If the nurse fails to make an important entry while charting, she should make a late entry as an addition to the narrative notes. An occurrence report is not necessary in this case. If documentation is omitted, there is no legal verification that the procedure was performed. It is illegal to add to a chart entry that was previously documented. The nurse can only document care directly performed or observed. Therefore, the nurse on the incoming shift would not record the wound change as performed.

55

The client asks the nurse why an electronic health record (EHR) system is being used. Which response by the nurse indicates an understanding of the rationale for an EHR system?

1) It includes organizational reports of unusual occurrences that are not part of the client's record.
2) This type of system consists of combined documentation and daily care plans.
3) It improves interdisciplinary collaboration that improves efficiency in procedures.
4) This type of system tracks medication administration and usage over 24 hours.

Answer:
3) It improves interdisciplinary collaboration that improves efficiency in procedures.

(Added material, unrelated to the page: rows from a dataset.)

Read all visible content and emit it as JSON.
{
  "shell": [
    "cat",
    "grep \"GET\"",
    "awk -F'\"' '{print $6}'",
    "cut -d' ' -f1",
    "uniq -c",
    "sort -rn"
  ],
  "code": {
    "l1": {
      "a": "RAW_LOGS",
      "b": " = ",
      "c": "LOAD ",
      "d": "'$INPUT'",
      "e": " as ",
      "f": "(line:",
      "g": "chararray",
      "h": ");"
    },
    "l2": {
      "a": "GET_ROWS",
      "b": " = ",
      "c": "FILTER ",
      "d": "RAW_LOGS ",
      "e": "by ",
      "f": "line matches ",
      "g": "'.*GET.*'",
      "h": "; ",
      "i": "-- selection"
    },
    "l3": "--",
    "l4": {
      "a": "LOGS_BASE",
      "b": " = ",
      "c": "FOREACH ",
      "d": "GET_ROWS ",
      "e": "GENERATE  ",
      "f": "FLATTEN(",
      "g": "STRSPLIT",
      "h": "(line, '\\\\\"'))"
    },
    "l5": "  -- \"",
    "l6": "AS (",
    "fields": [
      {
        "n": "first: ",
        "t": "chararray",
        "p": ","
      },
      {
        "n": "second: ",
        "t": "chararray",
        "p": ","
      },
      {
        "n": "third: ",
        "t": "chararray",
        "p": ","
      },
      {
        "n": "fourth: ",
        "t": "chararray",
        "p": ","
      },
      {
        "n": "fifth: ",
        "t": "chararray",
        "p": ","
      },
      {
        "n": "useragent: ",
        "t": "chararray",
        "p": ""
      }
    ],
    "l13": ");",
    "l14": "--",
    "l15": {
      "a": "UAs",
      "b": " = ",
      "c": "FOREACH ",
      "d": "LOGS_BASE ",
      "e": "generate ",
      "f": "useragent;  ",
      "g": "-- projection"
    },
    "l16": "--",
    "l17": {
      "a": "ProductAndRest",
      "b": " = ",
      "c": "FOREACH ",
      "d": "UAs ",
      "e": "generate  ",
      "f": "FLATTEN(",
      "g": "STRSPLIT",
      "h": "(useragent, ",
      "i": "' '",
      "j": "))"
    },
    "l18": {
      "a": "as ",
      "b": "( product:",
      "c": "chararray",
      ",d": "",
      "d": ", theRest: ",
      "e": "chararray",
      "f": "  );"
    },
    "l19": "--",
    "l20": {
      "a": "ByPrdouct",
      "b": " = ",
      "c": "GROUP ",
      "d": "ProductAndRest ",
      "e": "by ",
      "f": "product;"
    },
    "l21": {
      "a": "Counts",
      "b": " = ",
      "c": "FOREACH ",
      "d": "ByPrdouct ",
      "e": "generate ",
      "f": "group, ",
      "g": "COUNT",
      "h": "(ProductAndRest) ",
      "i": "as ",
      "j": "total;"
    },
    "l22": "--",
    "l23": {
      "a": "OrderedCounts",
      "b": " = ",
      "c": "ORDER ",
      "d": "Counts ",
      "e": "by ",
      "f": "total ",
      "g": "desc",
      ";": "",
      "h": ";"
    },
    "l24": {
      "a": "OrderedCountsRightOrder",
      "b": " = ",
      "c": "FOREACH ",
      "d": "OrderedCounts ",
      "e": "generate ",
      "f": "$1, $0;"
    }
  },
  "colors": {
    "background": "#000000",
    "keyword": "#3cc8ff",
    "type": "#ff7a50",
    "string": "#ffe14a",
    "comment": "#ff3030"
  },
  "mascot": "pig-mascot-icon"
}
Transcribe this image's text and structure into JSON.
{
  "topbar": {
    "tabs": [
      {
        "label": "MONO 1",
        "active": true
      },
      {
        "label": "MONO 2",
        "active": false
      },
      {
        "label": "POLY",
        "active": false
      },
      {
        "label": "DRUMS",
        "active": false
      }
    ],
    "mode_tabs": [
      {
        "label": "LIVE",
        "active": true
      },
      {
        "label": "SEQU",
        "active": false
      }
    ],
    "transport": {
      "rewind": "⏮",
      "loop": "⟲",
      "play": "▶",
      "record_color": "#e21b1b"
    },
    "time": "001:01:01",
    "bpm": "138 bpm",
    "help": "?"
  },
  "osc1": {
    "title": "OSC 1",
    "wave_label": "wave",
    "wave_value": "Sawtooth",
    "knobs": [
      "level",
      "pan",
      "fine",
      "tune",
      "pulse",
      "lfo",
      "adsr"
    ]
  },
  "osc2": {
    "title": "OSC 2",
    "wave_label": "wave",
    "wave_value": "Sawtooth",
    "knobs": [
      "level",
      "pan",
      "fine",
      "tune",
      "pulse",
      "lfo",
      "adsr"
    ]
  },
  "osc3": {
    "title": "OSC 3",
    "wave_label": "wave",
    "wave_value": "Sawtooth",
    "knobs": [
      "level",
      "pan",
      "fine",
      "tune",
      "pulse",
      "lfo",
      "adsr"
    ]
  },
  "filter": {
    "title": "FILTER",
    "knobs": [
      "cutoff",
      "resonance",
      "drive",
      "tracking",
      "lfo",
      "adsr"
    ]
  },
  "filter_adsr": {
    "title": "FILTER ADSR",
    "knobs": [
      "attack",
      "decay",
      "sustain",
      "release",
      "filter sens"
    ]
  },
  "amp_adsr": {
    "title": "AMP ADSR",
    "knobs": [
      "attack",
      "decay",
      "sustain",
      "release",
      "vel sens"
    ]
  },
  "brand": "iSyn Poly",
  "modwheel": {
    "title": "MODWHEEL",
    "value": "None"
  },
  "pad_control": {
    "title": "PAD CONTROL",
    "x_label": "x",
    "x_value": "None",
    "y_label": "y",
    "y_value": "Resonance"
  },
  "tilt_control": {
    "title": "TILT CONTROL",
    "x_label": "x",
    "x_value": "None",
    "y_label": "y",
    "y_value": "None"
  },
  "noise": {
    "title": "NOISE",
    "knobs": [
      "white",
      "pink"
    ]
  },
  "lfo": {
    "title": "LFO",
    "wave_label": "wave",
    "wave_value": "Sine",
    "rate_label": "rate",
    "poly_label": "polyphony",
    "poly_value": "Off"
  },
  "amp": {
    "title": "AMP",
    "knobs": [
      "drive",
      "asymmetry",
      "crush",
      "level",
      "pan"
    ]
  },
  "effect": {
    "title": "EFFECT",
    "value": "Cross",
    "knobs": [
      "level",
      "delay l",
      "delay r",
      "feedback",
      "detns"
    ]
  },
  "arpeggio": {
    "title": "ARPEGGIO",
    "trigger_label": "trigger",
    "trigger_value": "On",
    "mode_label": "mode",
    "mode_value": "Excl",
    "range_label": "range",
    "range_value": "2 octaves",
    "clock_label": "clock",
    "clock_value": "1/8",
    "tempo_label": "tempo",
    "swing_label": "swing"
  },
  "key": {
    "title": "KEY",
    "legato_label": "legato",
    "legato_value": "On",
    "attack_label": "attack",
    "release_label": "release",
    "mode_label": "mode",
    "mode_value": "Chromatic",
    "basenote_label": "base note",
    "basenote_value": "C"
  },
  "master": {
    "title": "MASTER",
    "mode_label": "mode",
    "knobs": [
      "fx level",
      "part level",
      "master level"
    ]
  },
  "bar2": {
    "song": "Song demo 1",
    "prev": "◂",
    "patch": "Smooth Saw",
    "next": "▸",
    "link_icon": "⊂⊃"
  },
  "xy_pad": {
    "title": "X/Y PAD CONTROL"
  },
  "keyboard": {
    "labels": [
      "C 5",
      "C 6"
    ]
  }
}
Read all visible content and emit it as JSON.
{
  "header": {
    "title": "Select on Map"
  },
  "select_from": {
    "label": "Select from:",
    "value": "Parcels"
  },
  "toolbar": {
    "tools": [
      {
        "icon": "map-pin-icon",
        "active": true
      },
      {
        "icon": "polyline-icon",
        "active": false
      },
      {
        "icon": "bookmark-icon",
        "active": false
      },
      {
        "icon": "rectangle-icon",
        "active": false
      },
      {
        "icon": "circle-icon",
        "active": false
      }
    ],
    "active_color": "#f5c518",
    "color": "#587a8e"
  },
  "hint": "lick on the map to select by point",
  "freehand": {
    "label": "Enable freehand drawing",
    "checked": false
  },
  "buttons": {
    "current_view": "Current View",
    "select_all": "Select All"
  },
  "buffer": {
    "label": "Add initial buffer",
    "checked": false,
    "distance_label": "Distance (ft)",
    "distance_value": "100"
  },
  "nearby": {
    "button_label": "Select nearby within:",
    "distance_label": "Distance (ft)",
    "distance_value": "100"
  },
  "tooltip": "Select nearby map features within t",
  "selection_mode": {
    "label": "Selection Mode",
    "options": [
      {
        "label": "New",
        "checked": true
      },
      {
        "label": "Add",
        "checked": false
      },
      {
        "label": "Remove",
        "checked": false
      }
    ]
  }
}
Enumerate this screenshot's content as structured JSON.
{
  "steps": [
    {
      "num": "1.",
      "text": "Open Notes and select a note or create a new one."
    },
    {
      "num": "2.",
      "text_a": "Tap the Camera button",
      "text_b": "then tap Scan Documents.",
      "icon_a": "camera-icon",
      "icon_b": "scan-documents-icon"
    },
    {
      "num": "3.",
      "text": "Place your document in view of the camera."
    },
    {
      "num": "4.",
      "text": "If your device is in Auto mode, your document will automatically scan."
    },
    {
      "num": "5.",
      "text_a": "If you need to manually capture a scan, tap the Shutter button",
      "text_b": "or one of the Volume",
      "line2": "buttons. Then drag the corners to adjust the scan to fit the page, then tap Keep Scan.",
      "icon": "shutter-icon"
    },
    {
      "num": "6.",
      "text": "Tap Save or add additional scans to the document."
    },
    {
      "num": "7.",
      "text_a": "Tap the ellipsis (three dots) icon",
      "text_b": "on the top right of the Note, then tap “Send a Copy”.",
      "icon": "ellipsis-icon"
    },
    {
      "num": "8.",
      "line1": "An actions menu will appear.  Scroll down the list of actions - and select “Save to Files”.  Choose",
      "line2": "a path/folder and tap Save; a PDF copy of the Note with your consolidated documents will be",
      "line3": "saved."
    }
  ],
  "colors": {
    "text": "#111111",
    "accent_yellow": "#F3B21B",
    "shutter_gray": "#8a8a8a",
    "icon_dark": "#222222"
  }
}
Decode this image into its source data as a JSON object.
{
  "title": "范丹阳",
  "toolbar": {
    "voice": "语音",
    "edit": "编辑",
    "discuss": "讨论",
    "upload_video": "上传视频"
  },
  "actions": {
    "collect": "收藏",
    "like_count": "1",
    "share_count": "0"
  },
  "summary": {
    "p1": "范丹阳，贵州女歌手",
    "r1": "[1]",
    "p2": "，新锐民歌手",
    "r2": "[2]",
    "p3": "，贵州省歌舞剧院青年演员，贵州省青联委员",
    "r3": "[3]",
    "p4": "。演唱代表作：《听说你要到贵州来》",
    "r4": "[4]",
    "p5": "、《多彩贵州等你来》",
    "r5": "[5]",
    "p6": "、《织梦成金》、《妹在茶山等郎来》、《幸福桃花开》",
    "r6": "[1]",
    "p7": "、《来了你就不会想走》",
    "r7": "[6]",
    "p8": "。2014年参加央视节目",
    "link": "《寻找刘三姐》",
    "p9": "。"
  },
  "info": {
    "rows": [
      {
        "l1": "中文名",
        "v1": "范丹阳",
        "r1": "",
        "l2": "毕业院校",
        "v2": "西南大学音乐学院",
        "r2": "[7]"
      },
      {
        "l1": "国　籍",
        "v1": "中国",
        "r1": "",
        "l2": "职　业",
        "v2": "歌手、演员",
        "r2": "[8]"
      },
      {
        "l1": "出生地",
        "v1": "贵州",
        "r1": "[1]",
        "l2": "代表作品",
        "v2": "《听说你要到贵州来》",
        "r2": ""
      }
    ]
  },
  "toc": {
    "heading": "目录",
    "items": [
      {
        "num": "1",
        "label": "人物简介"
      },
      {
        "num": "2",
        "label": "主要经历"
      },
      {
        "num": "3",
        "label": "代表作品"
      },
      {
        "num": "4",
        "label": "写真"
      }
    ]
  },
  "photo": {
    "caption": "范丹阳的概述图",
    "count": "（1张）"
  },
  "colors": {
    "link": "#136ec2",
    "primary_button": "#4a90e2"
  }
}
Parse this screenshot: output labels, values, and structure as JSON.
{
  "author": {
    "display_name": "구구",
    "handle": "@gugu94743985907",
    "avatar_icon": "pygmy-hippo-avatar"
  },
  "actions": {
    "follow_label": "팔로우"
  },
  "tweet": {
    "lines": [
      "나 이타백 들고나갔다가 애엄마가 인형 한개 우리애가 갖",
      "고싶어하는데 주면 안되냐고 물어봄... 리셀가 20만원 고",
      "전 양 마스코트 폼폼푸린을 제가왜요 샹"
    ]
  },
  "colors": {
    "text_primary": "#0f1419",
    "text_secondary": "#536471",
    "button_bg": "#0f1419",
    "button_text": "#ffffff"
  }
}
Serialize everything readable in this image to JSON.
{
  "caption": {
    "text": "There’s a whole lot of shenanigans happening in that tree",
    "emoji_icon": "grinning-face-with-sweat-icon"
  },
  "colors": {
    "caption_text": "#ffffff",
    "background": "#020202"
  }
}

Rationale:
The EHR has several benefits for use, including improving interdisciplinary collaboration and making procedures more accurate and efficient. An occurrence report is an organizational record of an unusual occurrence or accident that is not a part of the client's record. Integrated plans of care (IPOC) are a combined charting and care plan format. A medication administration record (MAR) is used to document medications administered and their usage.